As promised, following last week’s rather lengthy introduction, here the first of a few rambles around recent things I’ve picked up on in the realm of streaming media. First up, I was out for dinner with my old friend, former colleague and sometimes music collaborator Chris Jones a couple of weeks back.  Jones is a Frank Zappa die hard and mentioned, almost in passing, that the entire Zappa catalogue is now available in Spotify.  I was frankly astonished.  As far as I know, the Zappa estate, overseen by Frank’s widow Gail, had been pretty dismissive about the service, seeing it as returning poor revenues.

(For the record, Zappa himself a true visionary, proposed in the 1980s a digital network allowing the purchase of music.  This widely available and quite remarkable document explains it.)

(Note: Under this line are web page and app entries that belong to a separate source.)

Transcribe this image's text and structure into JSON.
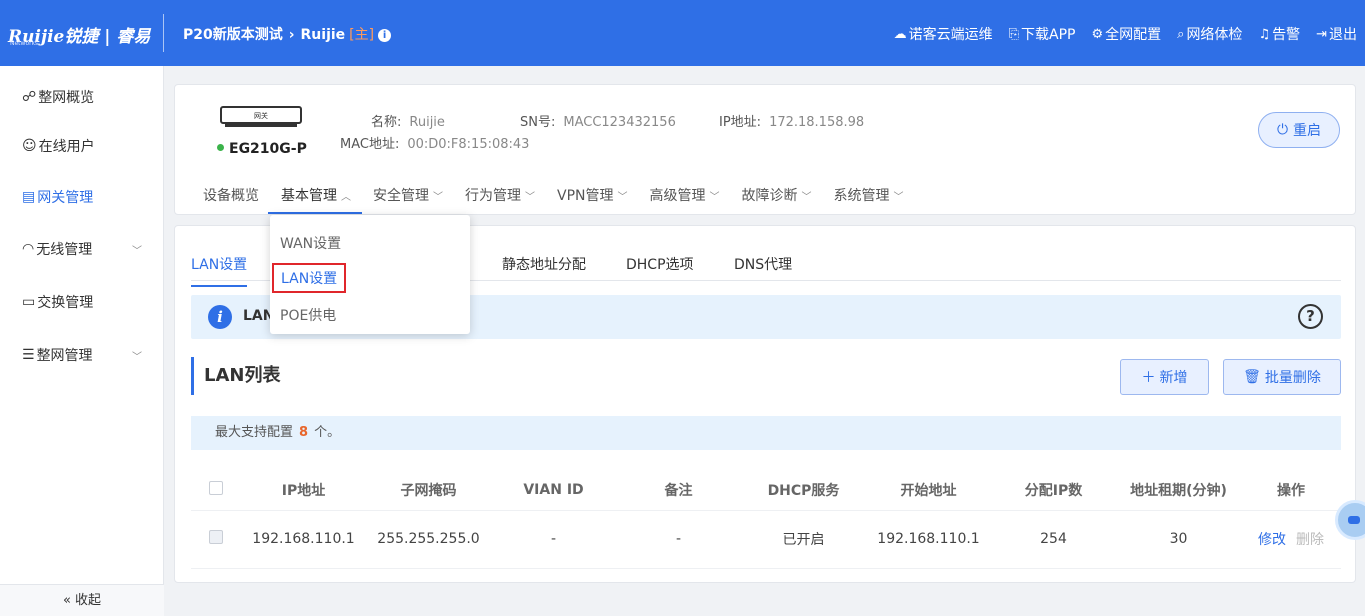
{
  "header": {
    "logo": "Ruijie锐捷 | 睿易",
    "logo_sub": "Networks",
    "project": "P20新版本测试",
    "device": "Ruijie",
    "master_tag": "[主]",
    "actions": [
      {
        "icon": "cloud-icon",
        "label": "诺客云端运维"
      },
      {
        "icon": "download-app-icon",
        "label": "下载APP"
      },
      {
        "icon": "network-config-icon",
        "label": "全网配置"
      },
      {
        "icon": "network-check-icon",
        "label": "网络体检"
      },
      {
        "icon": "alarm-icon",
        "label": "告警"
      },
      {
        "icon": "logout-icon",
        "label": "退出"
      }
    ]
  },
  "sidebar": {
    "items": [
      {
        "icon": "topology-icon",
        "label": "整网概览",
        "active": false
      },
      {
        "icon": "user-icon",
        "label": "在线用户",
        "active": false
      },
      {
        "icon": "gateway-icon",
        "label": "网关管理",
        "active": true
      },
      {
        "icon": "wifi-icon",
        "label": "无线管理",
        "active": false
      },
      {
        "icon": "switch-icon",
        "label": "交换管理",
        "active": false
      },
      {
        "icon": "settings-list-icon",
        "label": "整网管理",
        "active": false
      }
    ],
    "collapse_label": "收起"
  },
  "device": {
    "image_label": "网关",
    "model": "EG210G-P",
    "status_color": "#3bb34a",
    "name_label": "名称:",
    "name_value": "Ruijie",
    "sn_label": "SN号:",
    "sn_value": "MACC123432156",
    "ip_label": "IP地址:",
    "ip_value": "172.18.158.98",
    "mac_label": "MAC地址:",
    "mac_value": "00:D0:F8:15:08:43",
    "reboot_label": "重启"
  },
  "menu": [
    {
      "label": "设备概览",
      "has_caret": false
    },
    {
      "label": "基本管理",
      "has_caret": true,
      "active": true
    },
    {
      "label": "安全管理",
      "has_caret": true
    },
    {
      "label": "行为管理",
      "has_caret": true
    },
    {
      "label": "VPN管理",
      "has_caret": true
    },
    {
      "label": "高级管理",
      "has_caret": true
    },
    {
      "label": "故障诊断",
      "has_caret": true
    },
    {
      "label": "系统管理",
      "has_caret": true
    }
  ],
  "dropdown": {
    "items": [
      "WAN设置",
      "LAN设置",
      "POE供电"
    ],
    "selected": "LAN设置"
  },
  "tabs": [
    "LAN设置",
    "静态地址分配",
    "DHCP选项",
    "DNS代理"
  ],
  "notice_text": "LAN",
  "list_title": "LAN列表",
  "buttons": {
    "add": "新增",
    "batch_delete": "批量删除"
  },
  "limit": {
    "prefix": "最大支持配置",
    "count": "8",
    "suffix": "个。"
  },
  "table": {
    "headers": [
      "IP地址",
      "子网掩码",
      "VIAN ID",
      "备注",
      "DHCP服务",
      "开始地址",
      "分配IP数",
      "地址租期(分钟)",
      "操作"
    ],
    "rows": [
      {
        "ip": "192.168.110.1",
        "mask": "255.255.255.0",
        "vlan": "-",
        "remark": "-",
        "dhcp": "已开启",
        "start": "192.168.110.1",
        "count": "254",
        "lease": "30",
        "edit": "修改",
        "delete": "删除"
      }
    ]
  }
}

I wrote on my own blog some time ago that I thought the Zappa’s estate’s position was mistaken.  I understood – and continue to understand – the potential concerns over the pitiful sums returned to musicians by Spotify (which I’ll return to in this thread). But I didn’t believe that a presence on Spotify would cannibalise income from Zappa catalogue sales elsewhere – or at least would only do so marginally. But the cost of not being available for streaming was future generations left unaware of the work of a man I personally believe to be one of the towering geniuses of 20th Century music.

I have no idea why the estate has “come round” – but I’m delighted it has. Now, if only Manfred Eicher would have the same Damascene moment  – or perhaps more prosaically just do the right deal – and get the ECM catalogue onto the service.

Next up: Pink Floyd, Thom Yorke and the question of investment in future artistic careers.